I did as he said. He turned me around, embracing me warmly and tightly, kissing my neck lovingly. Then he lifted my pyjama top over my head, lay me on the sofa and pulled my pyjama bottoms off. I opened my legs, my pussy wet and wanting him, his tongue, his cock. There on the sofa, my bottom tingling from my spanking, we made beautiful, passionate love.
The next day, the faint soreness of my bottom serving as a reminder, I moved the paperclip. And I did so again the following day. Then, on the day after that, I stood at the desk, about to pick the paperclip up. But instead I turned around and walked out of the study, the paperclip untouched and unmoved. For the rest of that day I waited, eager and impatient, for Ben to return home and discover my failure, and for the consequences that would inevitably follow. He did not disappoint me, neither that evening nor on the two subsequent days when I had failed in my small task.

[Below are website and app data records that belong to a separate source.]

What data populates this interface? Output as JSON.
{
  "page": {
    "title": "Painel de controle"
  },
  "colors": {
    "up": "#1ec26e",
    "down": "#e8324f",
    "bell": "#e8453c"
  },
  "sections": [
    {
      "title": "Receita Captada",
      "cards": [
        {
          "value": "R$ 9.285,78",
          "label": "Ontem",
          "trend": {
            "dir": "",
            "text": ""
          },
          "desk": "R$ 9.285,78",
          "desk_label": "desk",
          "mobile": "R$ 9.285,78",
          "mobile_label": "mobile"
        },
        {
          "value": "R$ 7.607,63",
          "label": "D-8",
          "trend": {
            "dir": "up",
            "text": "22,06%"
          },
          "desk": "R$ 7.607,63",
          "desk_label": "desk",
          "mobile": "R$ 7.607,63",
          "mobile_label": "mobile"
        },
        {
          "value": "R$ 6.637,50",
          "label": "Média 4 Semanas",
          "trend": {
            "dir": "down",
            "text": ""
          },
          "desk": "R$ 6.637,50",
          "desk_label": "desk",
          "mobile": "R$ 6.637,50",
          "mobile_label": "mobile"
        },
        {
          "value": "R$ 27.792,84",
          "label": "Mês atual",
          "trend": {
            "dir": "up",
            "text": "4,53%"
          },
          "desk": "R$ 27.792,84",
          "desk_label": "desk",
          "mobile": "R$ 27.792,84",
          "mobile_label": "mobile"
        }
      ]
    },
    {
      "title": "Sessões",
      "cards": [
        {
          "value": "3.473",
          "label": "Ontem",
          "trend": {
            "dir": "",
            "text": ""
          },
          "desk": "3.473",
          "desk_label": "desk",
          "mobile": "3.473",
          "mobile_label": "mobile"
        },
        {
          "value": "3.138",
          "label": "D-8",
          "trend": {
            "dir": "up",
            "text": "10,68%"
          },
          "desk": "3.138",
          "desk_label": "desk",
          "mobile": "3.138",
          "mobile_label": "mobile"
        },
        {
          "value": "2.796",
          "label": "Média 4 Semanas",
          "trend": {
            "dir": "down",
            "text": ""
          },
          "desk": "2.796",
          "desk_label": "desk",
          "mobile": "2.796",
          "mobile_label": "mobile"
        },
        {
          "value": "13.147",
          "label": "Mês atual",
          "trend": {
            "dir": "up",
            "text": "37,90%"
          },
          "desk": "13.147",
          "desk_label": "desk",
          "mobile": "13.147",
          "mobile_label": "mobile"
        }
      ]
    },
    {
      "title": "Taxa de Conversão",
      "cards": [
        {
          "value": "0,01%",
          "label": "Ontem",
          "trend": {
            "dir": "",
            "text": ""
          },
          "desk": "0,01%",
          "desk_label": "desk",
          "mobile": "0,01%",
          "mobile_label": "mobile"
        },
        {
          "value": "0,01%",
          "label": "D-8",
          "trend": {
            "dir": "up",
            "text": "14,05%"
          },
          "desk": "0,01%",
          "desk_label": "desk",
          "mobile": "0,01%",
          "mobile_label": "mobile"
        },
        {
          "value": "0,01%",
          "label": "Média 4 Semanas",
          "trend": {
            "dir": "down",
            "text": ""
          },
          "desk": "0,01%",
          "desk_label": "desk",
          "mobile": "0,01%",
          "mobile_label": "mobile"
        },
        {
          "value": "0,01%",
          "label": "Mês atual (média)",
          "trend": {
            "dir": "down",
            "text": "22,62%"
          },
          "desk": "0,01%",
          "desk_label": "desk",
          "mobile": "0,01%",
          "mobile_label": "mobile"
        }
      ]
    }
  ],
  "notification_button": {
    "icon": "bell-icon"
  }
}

“I thought this might happen,” he said, rubbing my sore bottom after my third consecutive spanking. “It’s almost as if you want to be spanked.” I remained silent, my slight blush unseen. “Be honest with me, Wendy. Do you enjoy being spanked?”

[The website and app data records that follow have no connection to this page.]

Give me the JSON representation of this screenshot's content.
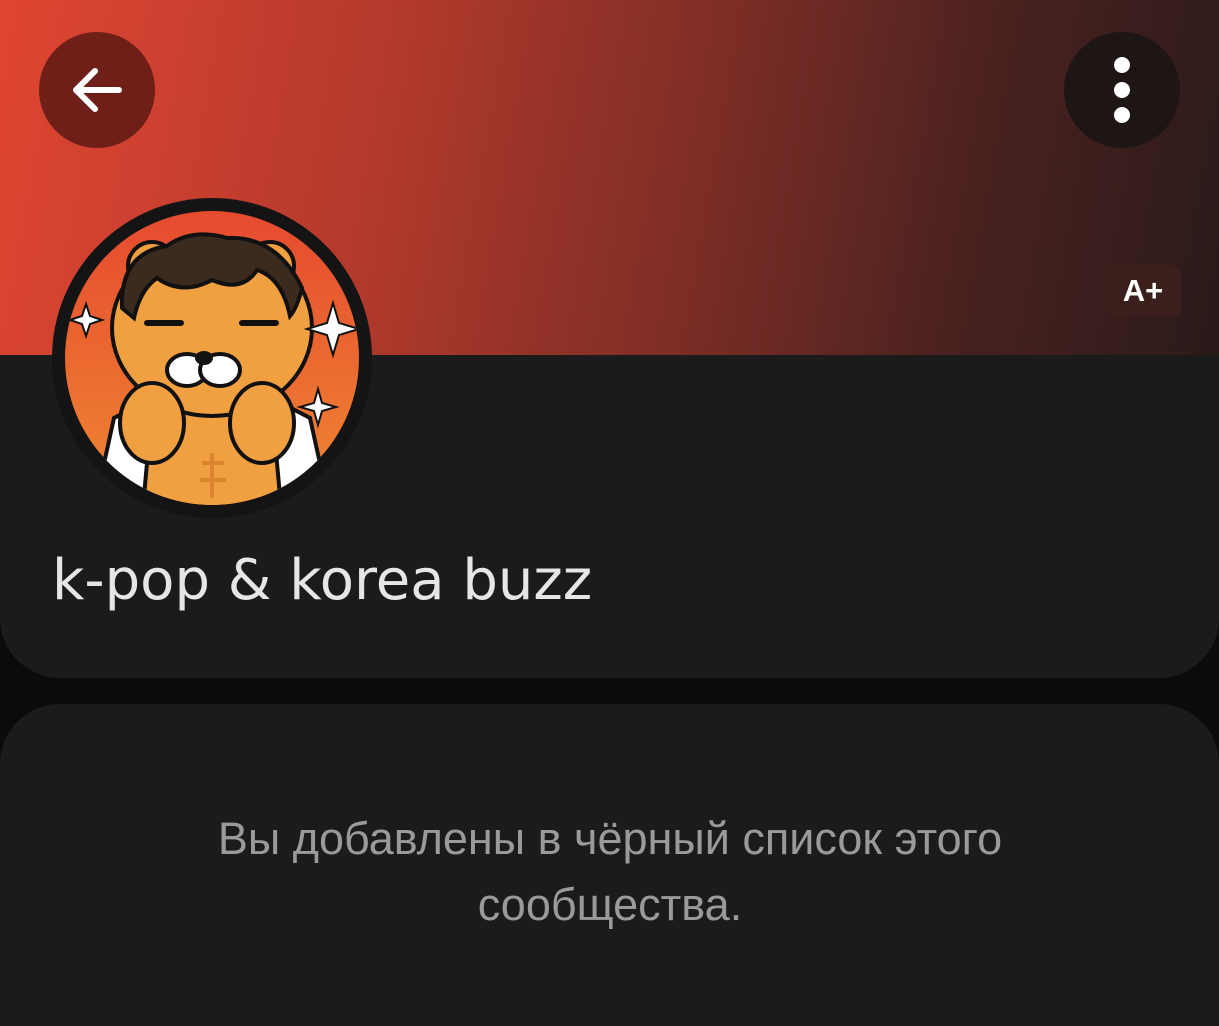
{
  "community": {
    "name": "k-pop & korea buzz"
  },
  "header": {
    "text_size_label": "A+",
    "back_icon": "arrow-left-icon",
    "menu_icon": "more-vertical-icon"
  },
  "notice": {
    "line1": "Вы добавлены в чёрный список этого",
    "line2": "сообщества."
  },
  "colors": {
    "cover_start": "#e04532",
    "cover_end": "#2a1a1a",
    "card_background": "#1b1b1b",
    "page_background": "#0b0b0b"
  }
}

“Yes,” I said, quietly and a little ashamed. “I love it. I absolutely love it. Is that wrong of me?”
He went to the sofa and asked me to sit on his lap, my pyjama bottoms dangling around my ankles. “No, of course it’s not,” he said. “I thought you would. I hoped you would. But it means we’ll have to adapt our approach. Starting from tomorrow, you’ll be spanked if you successfully move the paperclip. If you fail, then no spanking. How does that sound?”
“It sounds wonderful.” I put my hands around his neck and kissed him. I whispered in his ear: “Yes, spank me to reward me, I know that will work.”
And the rewards did work. Over the following week I moved the paperclip every day. Gradually we introduced more difficult tasks, and, to encourage and motivate me with those, we bought a cane, the stinging strokes of which I sincerely strived to avoid. But we never stopped the paperclip task, not even when I returned to my thesis and completed it, not even when I published my first book, not even when I applied for and was awarded a postdoctoral fellowship, not even when I no longer needed to build my mental strength because I could carry out almost every task I set my mind to.
I’m looking at the paperclip now, the same paperclip that has been on this desk for nearly five years. As soon as I finish typing this sentence I will move it across the desk and then wait with excited anticipation for Ben to return home and punish me.
[Inspiration for the mental strength exercise came from Mark Forster, Get Everything Done and Still Have Time to Play (2000).]